The Trump administration on Thursday weakened regulations on the release of mercury and other toxic metals from oil and coal-fired power plants, another step toward rolling back health protections in the middle of a pandemic.
The new Environmental Protection Agency rule does not eliminate restrictions on the release of mercury, a heavy metal linked to brain damage.
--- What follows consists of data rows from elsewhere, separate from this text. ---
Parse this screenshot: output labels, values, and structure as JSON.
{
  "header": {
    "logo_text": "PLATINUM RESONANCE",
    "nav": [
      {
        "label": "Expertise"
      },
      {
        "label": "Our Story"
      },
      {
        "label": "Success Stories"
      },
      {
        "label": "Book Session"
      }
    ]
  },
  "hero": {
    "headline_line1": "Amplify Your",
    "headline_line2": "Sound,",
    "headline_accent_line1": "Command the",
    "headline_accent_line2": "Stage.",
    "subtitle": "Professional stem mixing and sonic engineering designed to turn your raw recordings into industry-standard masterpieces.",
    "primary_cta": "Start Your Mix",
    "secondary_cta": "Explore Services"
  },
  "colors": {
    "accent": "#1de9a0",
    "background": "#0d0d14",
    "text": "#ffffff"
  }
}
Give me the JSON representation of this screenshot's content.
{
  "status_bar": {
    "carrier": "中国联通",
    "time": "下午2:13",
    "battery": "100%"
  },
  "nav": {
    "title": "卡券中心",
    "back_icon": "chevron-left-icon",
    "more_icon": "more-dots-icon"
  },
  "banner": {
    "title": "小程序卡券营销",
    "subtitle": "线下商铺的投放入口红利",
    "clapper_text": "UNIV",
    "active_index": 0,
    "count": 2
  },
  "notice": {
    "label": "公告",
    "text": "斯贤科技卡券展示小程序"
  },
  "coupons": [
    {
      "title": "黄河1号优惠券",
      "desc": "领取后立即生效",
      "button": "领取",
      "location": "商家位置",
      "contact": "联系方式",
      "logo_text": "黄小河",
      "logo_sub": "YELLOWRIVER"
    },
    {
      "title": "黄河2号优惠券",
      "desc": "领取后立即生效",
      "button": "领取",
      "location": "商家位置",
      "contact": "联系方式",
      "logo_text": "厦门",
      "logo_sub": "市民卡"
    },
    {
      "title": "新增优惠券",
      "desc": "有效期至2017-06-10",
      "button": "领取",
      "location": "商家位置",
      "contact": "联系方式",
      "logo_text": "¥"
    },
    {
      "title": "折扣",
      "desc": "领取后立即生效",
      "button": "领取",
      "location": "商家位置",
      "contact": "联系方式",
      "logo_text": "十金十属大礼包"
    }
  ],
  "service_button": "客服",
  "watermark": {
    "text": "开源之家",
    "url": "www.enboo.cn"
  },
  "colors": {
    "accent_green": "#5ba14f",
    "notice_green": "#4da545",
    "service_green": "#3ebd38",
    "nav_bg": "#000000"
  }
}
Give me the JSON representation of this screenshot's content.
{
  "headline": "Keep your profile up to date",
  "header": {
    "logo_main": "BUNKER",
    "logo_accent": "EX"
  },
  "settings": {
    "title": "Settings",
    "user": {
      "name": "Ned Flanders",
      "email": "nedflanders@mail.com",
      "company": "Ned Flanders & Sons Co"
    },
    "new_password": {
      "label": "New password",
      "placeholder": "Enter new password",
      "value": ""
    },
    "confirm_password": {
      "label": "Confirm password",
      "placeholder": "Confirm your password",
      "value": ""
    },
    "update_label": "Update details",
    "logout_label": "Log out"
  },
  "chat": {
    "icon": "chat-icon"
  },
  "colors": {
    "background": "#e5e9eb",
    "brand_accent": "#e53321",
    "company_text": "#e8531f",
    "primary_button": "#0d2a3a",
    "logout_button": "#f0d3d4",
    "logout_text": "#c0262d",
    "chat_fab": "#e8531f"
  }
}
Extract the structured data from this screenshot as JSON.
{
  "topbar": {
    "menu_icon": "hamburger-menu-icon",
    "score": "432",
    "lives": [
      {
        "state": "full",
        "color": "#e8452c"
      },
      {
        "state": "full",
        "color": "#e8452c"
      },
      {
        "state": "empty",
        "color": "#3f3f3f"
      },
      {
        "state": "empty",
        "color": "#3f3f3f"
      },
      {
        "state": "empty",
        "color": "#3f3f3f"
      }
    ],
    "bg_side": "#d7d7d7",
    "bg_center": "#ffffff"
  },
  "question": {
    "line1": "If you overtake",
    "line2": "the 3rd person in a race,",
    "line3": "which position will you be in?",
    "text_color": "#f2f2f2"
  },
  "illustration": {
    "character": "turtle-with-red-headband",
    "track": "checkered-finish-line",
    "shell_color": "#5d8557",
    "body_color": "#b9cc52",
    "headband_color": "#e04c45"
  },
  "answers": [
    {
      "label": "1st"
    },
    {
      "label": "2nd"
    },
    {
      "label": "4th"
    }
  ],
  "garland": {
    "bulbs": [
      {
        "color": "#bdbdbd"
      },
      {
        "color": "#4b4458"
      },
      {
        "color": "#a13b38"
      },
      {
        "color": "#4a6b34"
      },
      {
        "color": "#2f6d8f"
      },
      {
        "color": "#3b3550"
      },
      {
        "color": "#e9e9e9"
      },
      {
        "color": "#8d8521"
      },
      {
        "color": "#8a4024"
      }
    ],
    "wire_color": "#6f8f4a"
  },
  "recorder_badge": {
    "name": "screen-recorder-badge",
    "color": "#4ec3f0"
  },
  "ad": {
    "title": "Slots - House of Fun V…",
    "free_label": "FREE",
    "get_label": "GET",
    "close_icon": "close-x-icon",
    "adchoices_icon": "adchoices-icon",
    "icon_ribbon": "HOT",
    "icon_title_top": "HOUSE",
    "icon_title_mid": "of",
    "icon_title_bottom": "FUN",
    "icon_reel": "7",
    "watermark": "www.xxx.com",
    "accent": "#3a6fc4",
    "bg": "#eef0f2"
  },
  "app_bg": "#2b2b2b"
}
Instead, it creates a new method of calculating the costs and benefits of curbing mercury pollution that environmental lawyers said would fundamentally undermine the legal underpinnings of controls on mercury and many other pollutants.
By reducing the positive health effects of regulations on paper and raising their economic costs, the new method could be used to justify loosening restrictions on any pollutant that the fossil fuel industry has deemed too costly to control.
“That is the big unstated goal,” said David Konisky, a professor of public and environmental affairs at Indiana University. “This is less about mercury than about potentially constraining or handcuffing future efforts by the E.P.A. to regulate air pollution.”
Additional coverage by Esquire.